Peru State science professor awarded National Science Foundation grant
Dr. Michael Barger
(Peru, Neb.) Peru State College (PSC) Professor of Biology Dr. Michael Barger has been awarded a $267,000 grant by the National Science Foundation (NSF) to conduct a biodiversity survey and inventory of parasites in fish in the Big Thicket National Preserve (BTNP) in Texas.
Barger’s grant, which runs through 2016, brings the total amount of National Science Foundation grants awarded to Peru State faculty to well over $1 million in the past 17 years.
Vice President for Academic Affairs Dr. Todd Drew said, “It's gratifying to see our science department's work and national reputation in parasitology rewarded with another NSF grant. These grants are not just an opportunity to advance our understanding of the natural world; they are opportunities for uniquely engaging educational experiences for our science students who often plan to go on to graduate school.”

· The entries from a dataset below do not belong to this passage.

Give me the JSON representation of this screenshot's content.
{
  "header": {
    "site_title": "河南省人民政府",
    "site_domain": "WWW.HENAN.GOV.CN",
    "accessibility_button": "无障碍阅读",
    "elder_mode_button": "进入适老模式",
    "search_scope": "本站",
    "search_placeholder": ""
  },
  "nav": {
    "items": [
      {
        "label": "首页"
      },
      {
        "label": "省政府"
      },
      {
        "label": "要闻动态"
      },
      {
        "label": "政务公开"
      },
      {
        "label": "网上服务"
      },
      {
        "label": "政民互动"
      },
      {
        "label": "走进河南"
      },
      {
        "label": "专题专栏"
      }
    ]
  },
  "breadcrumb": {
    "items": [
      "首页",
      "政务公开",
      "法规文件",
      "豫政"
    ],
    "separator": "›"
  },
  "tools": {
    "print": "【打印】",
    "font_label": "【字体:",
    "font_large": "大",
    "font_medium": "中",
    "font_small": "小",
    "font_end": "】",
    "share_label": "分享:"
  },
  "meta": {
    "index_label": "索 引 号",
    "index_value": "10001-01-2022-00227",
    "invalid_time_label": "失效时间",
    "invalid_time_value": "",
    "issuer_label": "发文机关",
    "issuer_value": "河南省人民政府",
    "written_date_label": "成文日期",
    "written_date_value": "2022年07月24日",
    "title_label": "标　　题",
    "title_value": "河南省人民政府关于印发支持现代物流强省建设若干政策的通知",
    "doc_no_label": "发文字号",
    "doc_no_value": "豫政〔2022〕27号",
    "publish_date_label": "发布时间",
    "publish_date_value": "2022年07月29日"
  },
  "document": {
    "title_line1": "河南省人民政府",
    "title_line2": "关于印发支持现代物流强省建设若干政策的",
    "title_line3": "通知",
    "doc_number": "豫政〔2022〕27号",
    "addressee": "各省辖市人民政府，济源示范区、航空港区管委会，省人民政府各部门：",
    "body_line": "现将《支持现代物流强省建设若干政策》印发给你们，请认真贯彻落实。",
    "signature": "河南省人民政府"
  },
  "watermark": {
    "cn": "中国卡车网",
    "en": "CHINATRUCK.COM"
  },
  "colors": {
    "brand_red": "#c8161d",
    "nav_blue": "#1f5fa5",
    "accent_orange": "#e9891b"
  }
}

The NSF grant will fund at least two stipends for undergraduate research each year. Students will participate in collecting field trips, laboratory work to process and identify parasites, describe species new to science, publish results in peer-reviewed journals, and present findings in platform presentations at regional and national scientific conferences.
Barger said there are two primary goals to the grant's research. First, the work is part of an All Taxa Biodiversity Inventory in the BTNP, which is an effort to document and catalogue all of the species of organisms (microbiological, animal, plant, fungi) that occur in the historical Big Thicket area. The NSF grant will allow Barger to greatly expand and accelerate the pace of the work that he began in 2007, including the discovery of species previously unknown to science.
Second, Barger will test hypotheses related to the utility of the BTNP as a conservation unit. He will use parasites of fish as indicators of overall biodiversity and key ecological interactions in the BTNP to determine if areas protected by the preserve successfully maintain more diverse and healthier communities of animals than do similar areas not protected by the preserve. The tests may be of practical utility in the design of future conservation preserves and in setting priorities for acquisition of land for the BTNP itself. Barger hopes to be able to shed a bit of light not only on what is there, but also on how it can be effectively managed for future generations.
Barger said, “NSF grant panels are highly competitive, so getting funded for this work is a great thrill and I look forward to doing the work to make it successful. The Peru State Department of Natural Sciences has an excellent and growing reputation for high-quality education and training in the sciences. Our faculty are dedicated to maintaining the highest standards of rigor in the education of our students, and we work together to provide opportunities for professional growth that allow our students to transform the hard work we demand of them into successful futures in their chosen fields. Funding like this allows us to expand and intensify those efforts and more fully immerse our students in genuine scientific exploration and discovery.
“We are in the business of turning students of science into scientists, and mentored undergraduate research is the best way to do so. When the grant term is over, there will be papers published, presentations given, hypotheses tested, databases filled in, and the like; but, the most lasting and important outcome will be those students who are now pursuing their own careers as scientists.”
Since his arrival at Peru State in 2001, Barger has published a number of scholarly works in peer-reviewed publications and has been a presenter at several regional, national and international meetings. He has also served as a reviewer for nine academic journals, the NSF, and in leadership roles in a variety of scientific societies. He is a member of the American Society of Parasitologists, the Ecological Society of America, the Helminthological Society of Washington and the Southwestern Association of Parasitologists.
Barger has developed eight new courses at PSC and has secured five other research grants during his tenure at the institution. Under his guidance and leadership, several of Barger’s students have won awards for their research presentations and have pursued graduate study in the scientific field. He also led the design and implementation of the college’s Honors Program.
Barger is past chair of the PSC Faculty Senate and the General Education Committee. In 2009, Barger was named PSC’s Teacher Excellence Award winner.
An Arlington, Neb., native, Barger earned a Bachelor’s degree in biological sciences and a Master’s degree in parasitology from the University of Nebraska - Lincoln. He earned a Ph.D. in ecology and parasitology from Wake Forest University.
For more information, contact Barger at 402-872-2326 or firstname.lastname@example.org.